Exercise directions: Every picture stays out; everything else in the listing below is to be returned exactly.

· · · · ·

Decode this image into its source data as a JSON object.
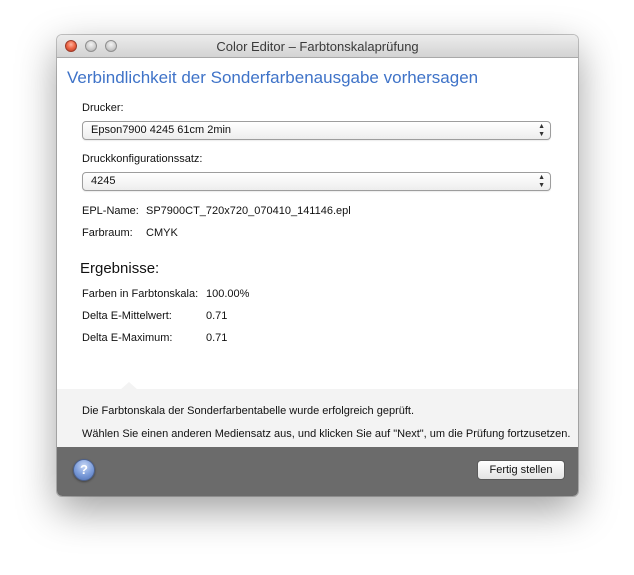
{
  "window": {
    "title": "Color Editor – Farbtonskalaprüfung"
  },
  "heading": "Verbindlichkeit der Sonderfarbenausgabe vorhersagen",
  "printer": {
    "label": "Drucker:",
    "selected": "Epson7900 4245 61cm 2min"
  },
  "config": {
    "label": "Druckkonfigurationssatz:",
    "selected": "4245"
  },
  "epl": {
    "label": "EPL-Name:",
    "value": "SP7900CT_720x720_070410_141146.epl"
  },
  "colorspace": {
    "label": "Farbraum:",
    "value": "CMYK"
  },
  "results": {
    "heading": "Ergebnisse:",
    "rows": [
      {
        "label": "Farben in Farbtonskala:",
        "value": "100.00%"
      },
      {
        "label": "Delta E-Mittelwert:",
        "value": "0.71"
      },
      {
        "label": "Delta E-Maximum:",
        "value": "0.71"
      }
    ]
  },
  "info": {
    "line1": "Die Farbtonskala der Sonderfarbentabelle wurde erfolgreich geprüft.",
    "line2": "Wählen Sie einen anderen Mediensatz aus, und klicken Sie auf \"Next\", um die Prüfung fortzusetzen."
  },
  "footer": {
    "help_symbol": "?",
    "done_label": "Fertig stellen"
  },
  "icons": {
    "help": "help-icon",
    "popup_arrows": "up-down-arrows-icon"
  },
  "colors": {
    "heading": "#3f73c8",
    "bottombar": "#6b6b6b",
    "close_button": "#f06a4a"
  }
}
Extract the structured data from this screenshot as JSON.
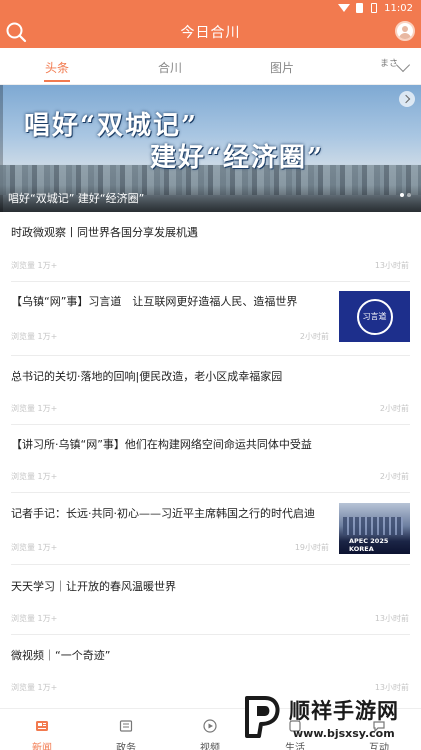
{
  "status_bar": {
    "time": "11:02"
  },
  "app_bar": {
    "title": "今日合川"
  },
  "tabs": [
    {
      "label": "头条",
      "active": true
    },
    {
      "label": "合川",
      "active": false
    },
    {
      "label": "图片",
      "active": false
    },
    {
      "label": "まさ",
      "active": false
    }
  ],
  "banner": {
    "headline_line1": "唱好“双城记”",
    "headline_line2": "建好“经济圈”",
    "caption": "唱好“双城记” 建好“经济圈”"
  },
  "news": [
    {
      "title": "时政微观察丨同世界各国分享发展机遇",
      "source": "浏览量 1万+",
      "time": "13小时前"
    },
    {
      "title": "【乌镇“网”事】习言道　让互联网更好造福人民、造福世界",
      "source": "浏览量 1万+",
      "time": "2小时前",
      "thumb": "xi"
    },
    {
      "title": "总书记的关切·落地的回响|便民改造，老小区成幸福家园",
      "source": "浏览量 1万+",
      "time": "2小时前"
    },
    {
      "title": "【讲习所·乌镇“网”事】他们在构建网络空间命运共同体中受益",
      "source": "浏览量 1万+",
      "time": "2小时前"
    },
    {
      "title": "记者手记：长远·共同·初心——习近平主席韩国之行的时代启迪",
      "source": "浏览量 1万+",
      "time": "19小时前",
      "thumb": "apec"
    },
    {
      "title": "天天学习｜让开放的春风温暖世界",
      "source": "浏览量 1万+",
      "time": "13小时前"
    },
    {
      "title": "微视频｜“一个奇迹”",
      "source": "浏览量 1万+",
      "time": "13小时前"
    }
  ],
  "thumbs": {
    "xi_seal": "习言道",
    "apec_text": "APEC 2025 KOREA"
  },
  "bottom_nav": [
    {
      "label": "新闻",
      "icon": "news-icon",
      "active": true
    },
    {
      "label": "政务",
      "icon": "government-icon",
      "active": false
    },
    {
      "label": "视频",
      "icon": "video-play-icon",
      "active": false
    },
    {
      "label": "生活",
      "icon": "life-icon",
      "active": false
    },
    {
      "label": "互动",
      "icon": "chat-icon",
      "active": false
    }
  ],
  "watermark": {
    "name": "顺祥手游网",
    "url": "www.bjsxsy.com"
  },
  "colors": {
    "accent": "#f27a4f",
    "thumb_blue": "#1d2f8c"
  }
}
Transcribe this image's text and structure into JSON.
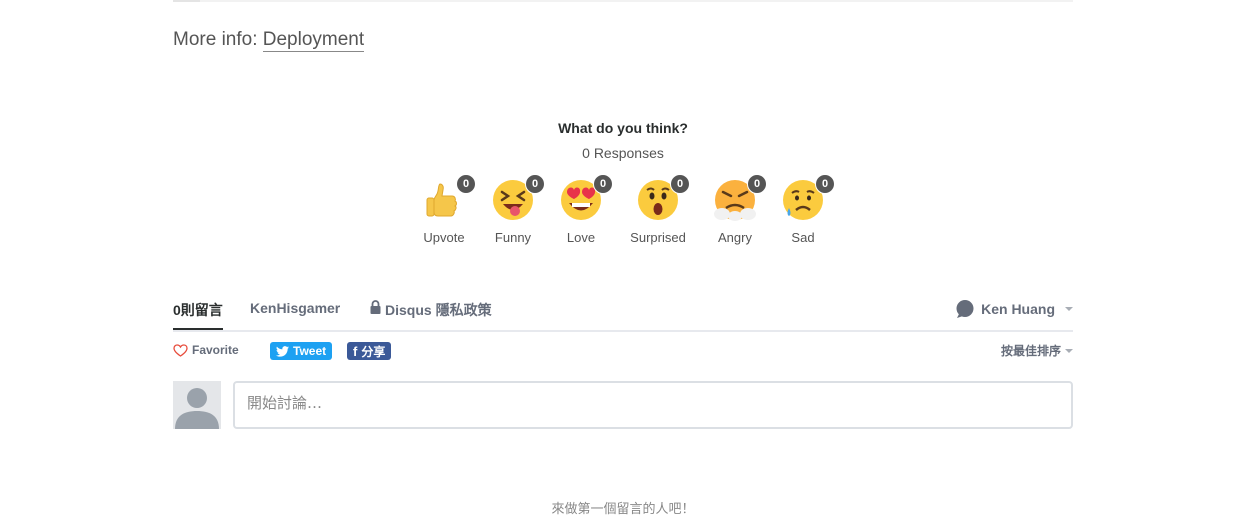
{
  "more_info": {
    "prefix": "More info:",
    "link": "Deployment"
  },
  "reactions_section": {
    "question": "What do you think?",
    "responses": "0 Responses",
    "items": [
      {
        "label": "Upvote",
        "count": "0",
        "icon": "thumbs-up-icon"
      },
      {
        "label": "Funny",
        "count": "0",
        "icon": "laughing-face-icon"
      },
      {
        "label": "Love",
        "count": "0",
        "icon": "heart-eyes-icon"
      },
      {
        "label": "Surprised",
        "count": "0",
        "icon": "surprised-face-icon"
      },
      {
        "label": "Angry",
        "count": "0",
        "icon": "angry-face-icon"
      },
      {
        "label": "Sad",
        "count": "0",
        "icon": "sad-face-icon"
      }
    ]
  },
  "tabs": {
    "comments": "0則留言",
    "community": "KenHisgamer",
    "privacy": "Disqus 隱私政策",
    "user": "Ken Huang"
  },
  "toolbar": {
    "favorite": "Favorite",
    "tweet": "Tweet",
    "share": "分享",
    "sort": "按最佳排序"
  },
  "compose": {
    "placeholder": "開始討論…"
  },
  "empty_message": "來做第一個留言的人吧！",
  "colors": {
    "accent": "#2a2e2e",
    "twitter": "#1da1f2",
    "facebook": "#3b5998",
    "heart": "#e74c3c"
  }
}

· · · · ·

Response to the exercise:
Decode this image into its source data as a JSON object.
{
  "window": {
    "title": "Color Editor – Farbtonskalaprüfung"
  },
  "heading": "Verbindlichkeit der Sonderfarbenausgabe vorhersagen",
  "printer": {
    "label": "Drucker:",
    "selected": "Epson7900 4245 61cm 2min"
  },
  "config": {
    "label": "Druckkonfigurationssatz:",
    "selected": "4245"
  },
  "epl": {
    "label": "EPL-Name:",
    "value": "SP7900CT_720x720_070410_141146.epl"
  },
  "colorspace": {
    "label": "Farbraum:",
    "value": "CMYK"
  },
  "results": {
    "heading": "Ergebnisse:",
    "rows": [
      {
        "label": "Farben in Farbtonskala:",
        "value": "100.00%"
      },
      {
        "label": "Delta E-Mittelwert:",
        "value": "0.71"
      },
      {
        "label": "Delta E-Maximum:",
        "value": "0.71"
      }
    ]
  },
  "info": {
    "line1": "Die Farbtonskala der Sonderfarbentabelle wurde erfolgreich geprüft.",
    "line2": "Wählen Sie einen anderen Mediensatz aus, und klicken Sie auf \"Next\", um die Prüfung fortzusetzen."
  },
  "footer": {
    "help_symbol": "?",
    "done_label": "Fertig stellen"
  },
  "icons": {
    "help": "help-icon",
    "popup_arrows": "up-down-arrows-icon"
  },
  "colors": {
    "heading": "#3f73c8",
    "bottombar": "#6b6b6b",
    "close_button": "#f06a4a"
  }
}
Extract the structured data from this screenshot as JSON.
{
  "status_bar": {
    "time": "11:02"
  },
  "app_bar": {
    "title": "今日合川"
  },
  "tabs": [
    {
      "label": "头条",
      "active": true
    },
    {
      "label": "合川",
      "active": false
    },
    {
      "label": "图片",
      "active": false
    },
    {
      "label": "まさ",
      "active": false
    }
  ],
  "banner": {
    "headline_line1": "唱好“双城记”",
    "headline_line2": "建好“经济圈”",
    "caption": "唱好“双城记” 建好“经济圈”"
  },
  "news": [
    {
      "title": "时政微观察丨同世界各国分享发展机遇",
      "source": "浏览量 1万+",
      "time": "13小时前"
    },
    {
      "title": "【乌镇“网”事】习言道　让互联网更好造福人民、造福世界",
      "source": "浏览量 1万+",
      "time": "2小时前",
      "thumb": "xi"
    },
    {
      "title": "总书记的关切·落地的回响|便民改造，老小区成幸福家园",
      "source": "浏览量 1万+",
      "time": "2小时前"
    },
    {
      "title": "【讲习所·乌镇“网”事】他们在构建网络空间命运共同体中受益",
      "source": "浏览量 1万+",
      "time": "2小时前"
    },
    {
      "title": "记者手记：长远·共同·初心——习近平主席韩国之行的时代启迪",
      "source": "浏览量 1万+",
      "time": "19小时前",
      "thumb": "apec"
    },
    {
      "title": "天天学习｜让开放的春风温暖世界",
      "source": "浏览量 1万+",
      "time": "13小时前"
    },
    {
      "title": "微视频｜“一个奇迹”",
      "source": "浏览量 1万+",
      "time": "13小时前"
    }
  ],
  "thumbs": {
    "xi_seal": "习言道",
    "apec_text": "APEC 2025 KOREA"
  },
  "bottom_nav": [
    {
      "label": "新闻",
      "icon": "news-icon",
      "active": true
    },
    {
      "label": "政务",
      "icon": "government-icon",
      "active": false
    },
    {
      "label": "视频",
      "icon": "video-play-icon",
      "active": false
    },
    {
      "label": "生活",
      "icon": "life-icon",
      "active": false
    },
    {
      "label": "互动",
      "icon": "chat-icon",
      "active": false
    }
  ],
  "watermark": {
    "name": "顺祥手游网",
    "url": "www.bjsxsy.com"
  },
  "colors": {
    "accent": "#f27a4f",
    "thumb_blue": "#1d2f8c"
  }
}
Transcribe this image's text and structure into JSON.
{
  "more_info": {
    "prefix": "More info:",
    "link": "Deployment"
  },
  "reactions_section": {
    "question": "What do you think?",
    "responses": "0 Responses",
    "items": [
      {
        "label": "Upvote",
        "count": "0",
        "icon": "thumbs-up-icon"
      },
      {
        "label": "Funny",
        "count": "0",
        "icon": "laughing-face-icon"
      },
      {
        "label": "Love",
        "count": "0",
        "icon": "heart-eyes-icon"
      },
      {
        "label": "Surprised",
        "count": "0",
        "icon": "surprised-face-icon"
      },
      {
        "label": "Angry",
        "count": "0",
        "icon": "angry-face-icon"
      },
      {
        "label": "Sad",
        "count": "0",
        "icon": "sad-face-icon"
      }
    ]
  },
  "tabs": {
    "comments": "0則留言",
    "community": "KenHisgamer",
    "privacy": "Disqus 隱私政策",
    "user": "Ken Huang"
  },
  "toolbar": {
    "favorite": "Favorite",
    "tweet": "Tweet",
    "share": "分享",
    "sort": "按最佳排序"
  },
  "compose": {
    "placeholder": "開始討論…"
  },
  "empty_message": "來做第一個留言的人吧！",
  "colors": {
    "accent": "#2a2e2e",
    "twitter": "#1da1f2",
    "facebook": "#3b5998",
    "heart": "#e74c3c"
  }
}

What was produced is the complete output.